-- RECORDS FOR THE EXERCISE follows --

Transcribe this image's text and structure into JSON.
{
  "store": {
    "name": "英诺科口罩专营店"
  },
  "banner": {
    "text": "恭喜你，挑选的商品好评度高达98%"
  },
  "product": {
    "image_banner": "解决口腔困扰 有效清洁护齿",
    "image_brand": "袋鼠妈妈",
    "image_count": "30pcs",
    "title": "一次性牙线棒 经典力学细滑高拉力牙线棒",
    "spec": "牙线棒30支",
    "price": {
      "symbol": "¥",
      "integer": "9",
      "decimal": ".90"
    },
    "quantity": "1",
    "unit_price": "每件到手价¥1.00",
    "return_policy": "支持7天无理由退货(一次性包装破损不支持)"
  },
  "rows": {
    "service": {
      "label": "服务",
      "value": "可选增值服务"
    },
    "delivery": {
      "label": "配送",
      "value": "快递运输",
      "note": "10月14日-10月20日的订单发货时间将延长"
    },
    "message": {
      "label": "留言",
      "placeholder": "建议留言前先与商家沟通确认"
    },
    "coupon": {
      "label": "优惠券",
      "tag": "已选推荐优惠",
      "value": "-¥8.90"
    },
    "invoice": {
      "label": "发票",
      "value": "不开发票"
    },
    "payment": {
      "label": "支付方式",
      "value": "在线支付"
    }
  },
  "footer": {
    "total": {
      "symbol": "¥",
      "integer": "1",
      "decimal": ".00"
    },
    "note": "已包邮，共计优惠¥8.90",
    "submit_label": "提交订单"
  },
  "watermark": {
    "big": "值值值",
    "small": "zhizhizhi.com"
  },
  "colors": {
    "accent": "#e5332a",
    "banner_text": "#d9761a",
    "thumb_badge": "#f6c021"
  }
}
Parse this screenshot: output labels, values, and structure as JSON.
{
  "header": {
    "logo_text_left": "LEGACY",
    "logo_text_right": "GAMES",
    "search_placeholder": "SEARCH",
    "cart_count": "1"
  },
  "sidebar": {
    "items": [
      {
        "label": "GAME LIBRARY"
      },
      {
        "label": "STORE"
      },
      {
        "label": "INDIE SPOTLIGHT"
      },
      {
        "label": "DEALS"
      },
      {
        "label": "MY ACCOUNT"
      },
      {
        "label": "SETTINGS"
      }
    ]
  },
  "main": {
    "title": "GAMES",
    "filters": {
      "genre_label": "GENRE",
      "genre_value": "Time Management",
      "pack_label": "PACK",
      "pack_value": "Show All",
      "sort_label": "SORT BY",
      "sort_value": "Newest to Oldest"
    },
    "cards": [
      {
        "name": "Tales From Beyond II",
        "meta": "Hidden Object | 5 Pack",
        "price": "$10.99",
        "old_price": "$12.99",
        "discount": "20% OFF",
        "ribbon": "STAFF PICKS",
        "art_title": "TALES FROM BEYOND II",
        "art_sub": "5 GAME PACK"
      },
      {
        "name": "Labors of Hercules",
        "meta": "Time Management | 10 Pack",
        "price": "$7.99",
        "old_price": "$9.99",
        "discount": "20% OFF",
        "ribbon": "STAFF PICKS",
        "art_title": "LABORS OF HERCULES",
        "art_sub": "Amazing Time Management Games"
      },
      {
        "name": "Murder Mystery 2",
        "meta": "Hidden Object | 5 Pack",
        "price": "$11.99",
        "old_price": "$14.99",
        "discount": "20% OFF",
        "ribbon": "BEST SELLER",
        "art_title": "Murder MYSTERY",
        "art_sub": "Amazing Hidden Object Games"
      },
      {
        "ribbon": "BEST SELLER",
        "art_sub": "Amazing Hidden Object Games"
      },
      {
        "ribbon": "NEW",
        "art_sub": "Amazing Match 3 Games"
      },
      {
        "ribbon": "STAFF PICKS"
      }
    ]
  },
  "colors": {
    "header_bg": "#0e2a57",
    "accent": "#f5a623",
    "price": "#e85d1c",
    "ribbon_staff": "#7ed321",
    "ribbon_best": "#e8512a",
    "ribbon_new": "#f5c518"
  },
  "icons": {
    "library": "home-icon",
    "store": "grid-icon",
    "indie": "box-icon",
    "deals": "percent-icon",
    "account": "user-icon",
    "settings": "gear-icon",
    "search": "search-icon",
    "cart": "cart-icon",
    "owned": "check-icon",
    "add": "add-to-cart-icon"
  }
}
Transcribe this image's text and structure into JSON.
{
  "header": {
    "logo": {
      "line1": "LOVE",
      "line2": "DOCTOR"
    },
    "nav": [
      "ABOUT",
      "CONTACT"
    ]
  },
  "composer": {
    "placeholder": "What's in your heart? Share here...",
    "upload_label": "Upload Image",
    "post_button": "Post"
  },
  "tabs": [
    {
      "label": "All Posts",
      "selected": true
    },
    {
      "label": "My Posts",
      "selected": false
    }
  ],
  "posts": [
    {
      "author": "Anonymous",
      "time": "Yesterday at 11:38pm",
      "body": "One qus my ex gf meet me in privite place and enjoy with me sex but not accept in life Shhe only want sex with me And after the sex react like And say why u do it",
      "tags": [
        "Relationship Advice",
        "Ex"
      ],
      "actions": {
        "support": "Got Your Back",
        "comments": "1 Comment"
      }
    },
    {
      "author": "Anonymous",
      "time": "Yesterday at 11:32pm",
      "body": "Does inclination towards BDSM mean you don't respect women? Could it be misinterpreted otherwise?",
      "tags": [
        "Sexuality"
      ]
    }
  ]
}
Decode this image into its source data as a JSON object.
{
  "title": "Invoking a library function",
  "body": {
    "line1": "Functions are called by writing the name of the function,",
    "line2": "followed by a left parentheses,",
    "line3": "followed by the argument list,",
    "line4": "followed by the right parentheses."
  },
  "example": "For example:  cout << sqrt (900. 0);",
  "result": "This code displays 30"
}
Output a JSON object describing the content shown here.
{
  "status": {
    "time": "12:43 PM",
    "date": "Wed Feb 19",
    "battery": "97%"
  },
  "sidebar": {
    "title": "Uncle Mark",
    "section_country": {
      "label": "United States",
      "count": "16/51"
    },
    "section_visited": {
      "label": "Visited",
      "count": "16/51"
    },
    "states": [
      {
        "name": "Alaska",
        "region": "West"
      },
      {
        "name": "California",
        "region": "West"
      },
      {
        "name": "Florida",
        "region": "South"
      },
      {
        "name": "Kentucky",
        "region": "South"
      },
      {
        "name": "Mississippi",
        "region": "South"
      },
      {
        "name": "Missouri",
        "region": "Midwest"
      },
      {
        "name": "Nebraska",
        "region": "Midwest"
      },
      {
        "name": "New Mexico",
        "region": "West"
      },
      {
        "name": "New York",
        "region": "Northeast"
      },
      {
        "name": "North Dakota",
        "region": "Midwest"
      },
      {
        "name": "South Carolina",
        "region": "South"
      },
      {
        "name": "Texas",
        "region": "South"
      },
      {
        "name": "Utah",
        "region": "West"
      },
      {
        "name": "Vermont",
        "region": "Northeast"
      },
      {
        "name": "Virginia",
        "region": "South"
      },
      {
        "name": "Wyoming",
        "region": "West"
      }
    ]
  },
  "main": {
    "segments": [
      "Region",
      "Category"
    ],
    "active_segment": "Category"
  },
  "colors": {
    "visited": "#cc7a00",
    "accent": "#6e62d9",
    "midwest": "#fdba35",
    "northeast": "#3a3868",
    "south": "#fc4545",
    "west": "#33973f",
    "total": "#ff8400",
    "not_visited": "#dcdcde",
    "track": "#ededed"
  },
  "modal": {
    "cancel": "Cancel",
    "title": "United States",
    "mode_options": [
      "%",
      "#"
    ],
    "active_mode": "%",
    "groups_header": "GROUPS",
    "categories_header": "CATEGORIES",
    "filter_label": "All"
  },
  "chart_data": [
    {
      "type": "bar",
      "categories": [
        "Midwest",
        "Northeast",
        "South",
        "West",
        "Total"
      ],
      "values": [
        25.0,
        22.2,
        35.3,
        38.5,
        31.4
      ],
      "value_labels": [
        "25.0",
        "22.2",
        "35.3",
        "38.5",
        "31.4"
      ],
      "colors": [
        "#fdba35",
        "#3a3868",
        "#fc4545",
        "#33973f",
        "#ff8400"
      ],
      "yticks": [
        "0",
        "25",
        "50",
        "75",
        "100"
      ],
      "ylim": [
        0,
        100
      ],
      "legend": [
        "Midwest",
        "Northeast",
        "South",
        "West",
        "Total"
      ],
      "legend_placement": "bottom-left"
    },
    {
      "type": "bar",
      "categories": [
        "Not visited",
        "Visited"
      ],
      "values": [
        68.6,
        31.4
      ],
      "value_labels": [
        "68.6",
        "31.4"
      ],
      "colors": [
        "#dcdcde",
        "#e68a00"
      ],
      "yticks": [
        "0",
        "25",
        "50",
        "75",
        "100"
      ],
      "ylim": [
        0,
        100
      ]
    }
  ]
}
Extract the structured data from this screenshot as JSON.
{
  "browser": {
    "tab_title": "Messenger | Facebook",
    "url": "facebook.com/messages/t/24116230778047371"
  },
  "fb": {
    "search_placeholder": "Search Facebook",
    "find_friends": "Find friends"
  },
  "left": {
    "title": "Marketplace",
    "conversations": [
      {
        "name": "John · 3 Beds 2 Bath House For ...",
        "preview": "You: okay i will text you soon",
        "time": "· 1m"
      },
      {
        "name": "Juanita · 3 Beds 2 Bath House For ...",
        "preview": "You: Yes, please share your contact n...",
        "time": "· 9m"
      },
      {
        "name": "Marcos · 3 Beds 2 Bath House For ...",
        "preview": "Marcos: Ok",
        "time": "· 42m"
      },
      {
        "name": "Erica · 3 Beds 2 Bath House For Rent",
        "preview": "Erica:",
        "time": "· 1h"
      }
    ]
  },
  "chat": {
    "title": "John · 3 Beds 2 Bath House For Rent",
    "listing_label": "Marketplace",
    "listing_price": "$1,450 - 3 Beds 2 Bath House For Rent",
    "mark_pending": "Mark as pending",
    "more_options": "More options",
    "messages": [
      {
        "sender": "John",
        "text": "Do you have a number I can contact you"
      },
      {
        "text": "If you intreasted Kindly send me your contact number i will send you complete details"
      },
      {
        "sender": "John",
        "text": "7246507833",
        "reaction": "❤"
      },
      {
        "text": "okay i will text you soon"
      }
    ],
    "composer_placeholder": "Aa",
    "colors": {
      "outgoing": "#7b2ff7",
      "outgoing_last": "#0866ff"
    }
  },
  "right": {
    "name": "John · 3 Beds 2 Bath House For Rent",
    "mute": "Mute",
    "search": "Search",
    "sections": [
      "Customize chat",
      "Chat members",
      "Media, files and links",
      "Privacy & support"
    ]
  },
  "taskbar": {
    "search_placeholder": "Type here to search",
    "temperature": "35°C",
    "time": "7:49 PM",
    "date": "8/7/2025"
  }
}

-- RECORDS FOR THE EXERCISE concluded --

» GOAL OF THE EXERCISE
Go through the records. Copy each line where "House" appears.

» ANSWER TO THIS EXERCISE
        "name": "John · 3 Beds 2 Bath House For ...",
        "name": "Juanita · 3 Beds 2 Bath House For ...",
        "name": "Marcos · 3 Beds 2 Bath House For ...",
        "name": "Erica · 3 Beds 2 Bath House For Rent",
    "title": "John · 3 Beds 2 Bath House For Rent",
    "listing_price": "$1,450 - 3 Beds 2 Bath House For Rent",
    "name": "John · 3 Beds 2 Bath House For Rent",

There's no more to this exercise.